Colt’s experienced firearms engineers went to work and quickly tweaked the AR-15’s design. Colt then started a public-relations campaign that knocked the U.S. Military’s M14 for being too old school as they talked-up the benefits of the lighter AR-15. The AR-15, with its lighter .223-caliber round, gave an infantryman the ability to carry as many as three times the amount of ammo as a soldier carrying an M14 chambered in .308 Winchester. The original AR-15 also weighed less than 6 pounds without a magazine, whereas the M14 weighed on average 9.2 pounds when empty.
In 1963 the U.S. military finally ordered 85,000 AR-15s for the Army and 19,000 for the Air Force. On July 1, 1964 the U.S. military ceased production of the M14. Soon the full-auto military version of the AR-15 was dubbed the M16. It would become the iconic gun of the Vietnam War.
Colt had already begun selling semiautomatic AR-15s to U.S. consumers in 1963. The November 1964 issue of American Rifleman reported, “A semi-automatic model of the Colt AR-15 cal. .223 (5.56 mm.) automatic rifle is now offered by Colt’s. Designated Colt AR-15 Sporter, it is made for semi-automatic use only, its magazine has a removable spacer which limits capacity to 5 rounds, and its bolt carrier assembly has a Parco-Lubrite finish. In other respects, it is the same as the AR-15 automatic military rifle produced by Colt’s for the Army and Air Force.”
Fast forward to today and we find American gun enthusiasts in an AR craze. According to the research firm Southwick Associates, Inc., in 2012 one in five rifles sold was chambered in .223—most of these are AR-15-type rifles. Today the AR-15 and its variations are manufactured by a long and growing list of companies. AR’s are popular with civilians and law enforcement around the world because they’re accurate, light, portable, and modular. Its design also allows it to be accessorized. A civilian can buy after-market sights, vertical forward grips, lighting systems, night-vision devices, laser-targeting devices, muzzle brakes/flash hiders, bipods, and more. In this way this rifle platform is more versatile than any other rifle. It’s also easy to shoot and has little recoil, making it popular with women.

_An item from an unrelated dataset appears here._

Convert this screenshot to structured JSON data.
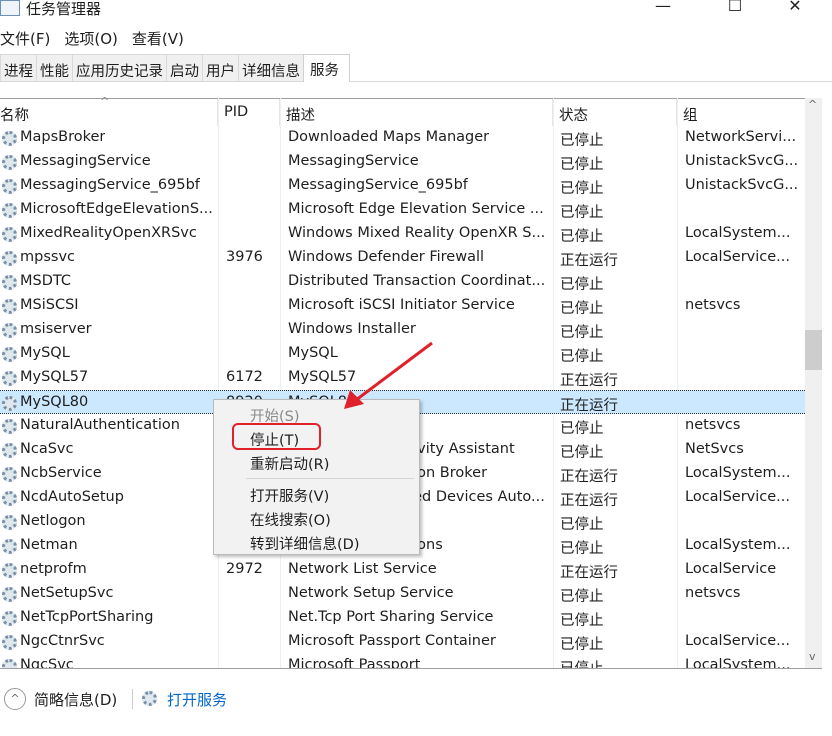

Like the lever-action, bolt-action, and other semiautomatics, the AR-15 is just another example of a firearm type that is both used by U.S. citizens and soldiers. This connection is a fundamental part of American freedom. (For the full story see my book The Future of the Gun.)
Article from:- http://www.forbes.com